Write out the data again in full, keeping every character the same.

===== Provided information

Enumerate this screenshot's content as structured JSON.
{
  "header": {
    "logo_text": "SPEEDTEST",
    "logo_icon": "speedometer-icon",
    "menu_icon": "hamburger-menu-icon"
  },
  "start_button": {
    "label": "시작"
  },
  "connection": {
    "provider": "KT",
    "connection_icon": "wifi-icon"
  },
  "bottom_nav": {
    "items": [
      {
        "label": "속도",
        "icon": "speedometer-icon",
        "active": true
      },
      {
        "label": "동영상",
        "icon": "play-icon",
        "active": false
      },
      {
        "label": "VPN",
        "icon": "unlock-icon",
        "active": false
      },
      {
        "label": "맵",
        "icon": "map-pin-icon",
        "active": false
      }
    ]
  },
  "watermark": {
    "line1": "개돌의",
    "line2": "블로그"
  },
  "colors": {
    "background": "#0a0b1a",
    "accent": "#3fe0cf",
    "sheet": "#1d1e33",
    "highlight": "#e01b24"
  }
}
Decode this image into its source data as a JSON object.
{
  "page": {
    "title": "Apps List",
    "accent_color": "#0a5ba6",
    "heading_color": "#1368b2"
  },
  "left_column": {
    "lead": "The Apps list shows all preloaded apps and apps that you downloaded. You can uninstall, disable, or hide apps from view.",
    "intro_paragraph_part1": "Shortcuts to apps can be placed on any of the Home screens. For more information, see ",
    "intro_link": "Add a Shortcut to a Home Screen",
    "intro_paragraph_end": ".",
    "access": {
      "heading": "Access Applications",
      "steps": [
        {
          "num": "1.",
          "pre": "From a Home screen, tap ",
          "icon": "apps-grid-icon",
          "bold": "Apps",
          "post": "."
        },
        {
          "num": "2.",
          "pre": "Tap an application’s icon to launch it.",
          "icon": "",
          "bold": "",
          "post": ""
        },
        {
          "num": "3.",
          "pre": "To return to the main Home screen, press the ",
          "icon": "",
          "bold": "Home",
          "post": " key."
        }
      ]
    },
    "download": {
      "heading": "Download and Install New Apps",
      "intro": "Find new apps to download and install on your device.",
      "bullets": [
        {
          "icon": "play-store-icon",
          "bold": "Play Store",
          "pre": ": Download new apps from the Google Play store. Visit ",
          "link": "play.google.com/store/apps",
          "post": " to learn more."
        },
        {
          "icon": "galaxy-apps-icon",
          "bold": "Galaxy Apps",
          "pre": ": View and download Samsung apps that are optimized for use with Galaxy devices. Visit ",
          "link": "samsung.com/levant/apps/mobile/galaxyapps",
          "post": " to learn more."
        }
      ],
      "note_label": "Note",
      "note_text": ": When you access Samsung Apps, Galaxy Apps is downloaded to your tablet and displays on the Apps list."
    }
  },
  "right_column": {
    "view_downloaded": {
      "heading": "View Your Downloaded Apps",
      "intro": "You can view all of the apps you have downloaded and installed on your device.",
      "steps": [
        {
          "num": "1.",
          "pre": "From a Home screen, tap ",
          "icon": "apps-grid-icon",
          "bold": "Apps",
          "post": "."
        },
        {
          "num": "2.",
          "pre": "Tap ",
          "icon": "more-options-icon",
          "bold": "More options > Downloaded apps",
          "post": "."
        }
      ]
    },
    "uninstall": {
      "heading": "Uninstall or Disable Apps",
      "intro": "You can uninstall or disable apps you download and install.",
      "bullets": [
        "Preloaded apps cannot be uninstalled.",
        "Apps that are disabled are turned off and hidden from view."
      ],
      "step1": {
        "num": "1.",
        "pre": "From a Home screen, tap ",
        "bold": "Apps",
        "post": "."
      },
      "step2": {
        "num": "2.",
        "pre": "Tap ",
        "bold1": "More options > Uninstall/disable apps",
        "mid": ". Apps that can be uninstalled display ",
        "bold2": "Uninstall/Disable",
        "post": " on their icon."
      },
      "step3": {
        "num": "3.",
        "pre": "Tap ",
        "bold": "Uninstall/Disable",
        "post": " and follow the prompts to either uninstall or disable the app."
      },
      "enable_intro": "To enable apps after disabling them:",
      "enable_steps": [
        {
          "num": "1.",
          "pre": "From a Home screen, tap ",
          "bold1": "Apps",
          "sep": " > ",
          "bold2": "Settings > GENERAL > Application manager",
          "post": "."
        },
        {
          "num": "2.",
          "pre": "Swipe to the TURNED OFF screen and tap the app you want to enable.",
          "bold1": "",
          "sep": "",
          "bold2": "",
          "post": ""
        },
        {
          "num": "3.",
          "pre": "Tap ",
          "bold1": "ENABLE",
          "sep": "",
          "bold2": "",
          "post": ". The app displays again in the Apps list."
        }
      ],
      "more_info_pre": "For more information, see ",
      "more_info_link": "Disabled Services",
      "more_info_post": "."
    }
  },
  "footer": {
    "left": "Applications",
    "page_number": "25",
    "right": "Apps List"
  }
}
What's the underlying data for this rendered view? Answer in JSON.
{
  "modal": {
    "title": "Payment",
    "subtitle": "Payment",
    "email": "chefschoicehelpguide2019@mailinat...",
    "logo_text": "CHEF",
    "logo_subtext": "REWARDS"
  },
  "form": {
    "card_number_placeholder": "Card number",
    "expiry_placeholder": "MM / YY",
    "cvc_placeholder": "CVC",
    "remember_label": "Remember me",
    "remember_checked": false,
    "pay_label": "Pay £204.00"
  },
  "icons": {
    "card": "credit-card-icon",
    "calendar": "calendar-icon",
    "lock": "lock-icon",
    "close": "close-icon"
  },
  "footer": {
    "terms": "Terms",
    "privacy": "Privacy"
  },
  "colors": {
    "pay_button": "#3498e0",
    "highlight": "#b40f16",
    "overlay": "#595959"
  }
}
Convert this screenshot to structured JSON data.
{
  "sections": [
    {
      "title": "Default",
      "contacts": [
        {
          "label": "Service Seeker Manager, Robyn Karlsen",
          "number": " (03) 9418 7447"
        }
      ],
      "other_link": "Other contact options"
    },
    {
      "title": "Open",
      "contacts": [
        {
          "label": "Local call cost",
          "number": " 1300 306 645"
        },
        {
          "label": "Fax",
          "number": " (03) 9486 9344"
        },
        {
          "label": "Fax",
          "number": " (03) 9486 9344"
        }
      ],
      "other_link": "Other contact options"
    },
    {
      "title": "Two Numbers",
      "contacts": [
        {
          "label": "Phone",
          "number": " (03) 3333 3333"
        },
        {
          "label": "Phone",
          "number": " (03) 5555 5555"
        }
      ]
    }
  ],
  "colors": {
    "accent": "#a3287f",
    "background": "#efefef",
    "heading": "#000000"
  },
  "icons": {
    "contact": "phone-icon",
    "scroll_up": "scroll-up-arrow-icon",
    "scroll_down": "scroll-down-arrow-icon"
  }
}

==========

Response to this exercise:
Enumerate this screenshot's content as structured JSON.
{
  "header": {
    "logo_text": "SPEEDTEST",
    "logo_icon": "speedometer-icon",
    "menu_icon": "hamburger-menu-icon"
  },
  "start_button": {
    "label": "시작"
  },
  "connection": {
    "provider": "KT",
    "connection_icon": "wifi-icon"
  },
  "bottom_nav": {
    "items": [
      {
        "label": "속도",
        "icon": "speedometer-icon",
        "active": true
      },
      {
        "label": "동영상",
        "icon": "play-icon",
        "active": false
      },
      {
        "label": "VPN",
        "icon": "unlock-icon",
        "active": false
      },
      {
        "label": "맵",
        "icon": "map-pin-icon",
        "active": false
      }
    ]
  },
  "watermark": {
    "line1": "개돌의",
    "line2": "블로그"
  },
  "colors": {
    "background": "#0a0b1a",
    "accent": "#3fe0cf",
    "sheet": "#1d1e33",
    "highlight": "#e01b24"
  }
}
Decode this image into its source data as a JSON object.
{
  "page": {
    "title": "Apps List",
    "accent_color": "#0a5ba6",
    "heading_color": "#1368b2"
  },
  "left_column": {
    "lead": "The Apps list shows all preloaded apps and apps that you downloaded. You can uninstall, disable, or hide apps from view.",
    "intro_paragraph_part1": "Shortcuts to apps can be placed on any of the Home screens. For more information, see ",
    "intro_link": "Add a Shortcut to a Home Screen",
    "intro_paragraph_end": ".",
    "access": {
      "heading": "Access Applications",
      "steps": [
        {
          "num": "1.",
          "pre": "From a Home screen, tap ",
          "icon": "apps-grid-icon",
          "bold": "Apps",
          "post": "."
        },
        {
          "num": "2.",
          "pre": "Tap an application’s icon to launch it.",
          "icon": "",
          "bold": "",
          "post": ""
        },
        {
          "num": "3.",
          "pre": "To return to the main Home screen, press the ",
          "icon": "",
          "bold": "Home",
          "post": " key."
        }
      ]
    },
    "download": {
      "heading": "Download and Install New Apps",
      "intro": "Find new apps to download and install on your device.",
      "bullets": [
        {
          "icon": "play-store-icon",
          "bold": "Play Store",
          "pre": ": Download new apps from the Google Play store. Visit ",
          "link": "play.google.com/store/apps",
          "post": " to learn more."
        },
        {
          "icon": "galaxy-apps-icon",
          "bold": "Galaxy Apps",
          "pre": ": View and download Samsung apps that are optimized for use with Galaxy devices. Visit ",
          "link": "samsung.com/levant/apps/mobile/galaxyapps",
          "post": " to learn more."
        }
      ],
      "note_label": "Note",
      "note_text": ": When you access Samsung Apps, Galaxy Apps is downloaded to your tablet and displays on the Apps list."
    }
  },
  "right_column": {
    "view_downloaded": {
      "heading": "View Your Downloaded Apps",
      "intro": "You can view all of the apps you have downloaded and installed on your device.",
      "steps": [
        {
          "num": "1.",
          "pre": "From a Home screen, tap ",
          "icon": "apps-grid-icon",
          "bold": "Apps",
          "post": "."
        },
        {
          "num": "2.",
          "pre": "Tap ",
          "icon": "more-options-icon",
          "bold": "More options > Downloaded apps",
          "post": "."
        }
      ]
    },
    "uninstall": {
      "heading": "Uninstall or Disable Apps",
      "intro": "You can uninstall or disable apps you download and install.",
      "bullets": [
        "Preloaded apps cannot be uninstalled.",
        "Apps that are disabled are turned off and hidden from view."
      ],
      "step1": {
        "num": "1.",
        "pre": "From a Home screen, tap ",
        "bold": "Apps",
        "post": "."
      },
      "step2": {
        "num": "2.",
        "pre": "Tap ",
        "bold1": "More options > Uninstall/disable apps",
        "mid": ". Apps that can be uninstalled display ",
        "bold2": "Uninstall/Disable",
        "post": " on their icon."
      },
      "step3": {
        "num": "3.",
        "pre": "Tap ",
        "bold": "Uninstall/Disable",
        "post": " and follow the prompts to either uninstall or disable the app."
      },
      "enable_intro": "To enable apps after disabling them:",
      "enable_steps": [
        {
          "num": "1.",
          "pre": "From a Home screen, tap ",
          "bold1": "Apps",
          "sep": " > ",
          "bold2": "Settings > GENERAL > Application manager",
          "post": "."
        },
        {
          "num": "2.",
          "pre": "Swipe to the TURNED OFF screen and tap the app you want to enable.",
          "bold1": "",
          "sep": "",
          "bold2": "",
          "post": ""
        },
        {
          "num": "3.",
          "pre": "Tap ",
          "bold1": "ENABLE",
          "sep": "",
          "bold2": "",
          "post": ". The app displays again in the Apps list."
        }
      ],
      "more_info_pre": "For more information, see ",
      "more_info_link": "Disabled Services",
      "more_info_post": "."
    }
  },
  "footer": {
    "left": "Applications",
    "page_number": "25",
    "right": "Apps List"
  }
}
What's the underlying data for this rendered view? Answer in JSON.
{
  "modal": {
    "title": "Payment",
    "subtitle": "Payment",
    "email": "chefschoicehelpguide2019@mailinat...",
    "logo_text": "CHEF",
    "logo_subtext": "REWARDS"
  },
  "form": {
    "card_number_placeholder": "Card number",
    "expiry_placeholder": "MM / YY",
    "cvc_placeholder": "CVC",
    "remember_label": "Remember me",
    "remember_checked": false,
    "pay_label": "Pay £204.00"
  },
  "icons": {
    "card": "credit-card-icon",
    "calendar": "calendar-icon",
    "lock": "lock-icon",
    "close": "close-icon"
  },
  "footer": {
    "terms": "Terms",
    "privacy": "Privacy"
  },
  "colors": {
    "pay_button": "#3498e0",
    "highlight": "#b40f16",
    "overlay": "#595959"
  }
}
Convert this screenshot to structured JSON data.
{
  "sections": [
    {
      "title": "Default",
      "contacts": [
        {
          "label": "Service Seeker Manager, Robyn Karlsen",
          "number": " (03) 9418 7447"
        }
      ],
      "other_link": "Other contact options"
    },
    {
      "title": "Open",
      "contacts": [
        {
          "label": "Local call cost",
          "number": " 1300 306 645"
        },
        {
          "label": "Fax",
          "number": " (03) 9486 9344"
        },
        {
          "label": "Fax",
          "number": " (03) 9486 9344"
        }
      ],
      "other_link": "Other contact options"
    },
    {
      "title": "Two Numbers",
      "contacts": [
        {
          "label": "Phone",
          "number": " (03) 3333 3333"
        },
        {
          "label": "Phone",
          "number": " (03) 5555 5555"
        }
      ]
    }
  ],
  "colors": {
    "accent": "#a3287f",
    "background": "#efefef",
    "heading": "#000000"
  },
  "icons": {
    "contact": "phone-icon",
    "scroll_up": "scroll-up-arrow-icon",
    "scroll_down": "scroll-down-arrow-icon"
  }
}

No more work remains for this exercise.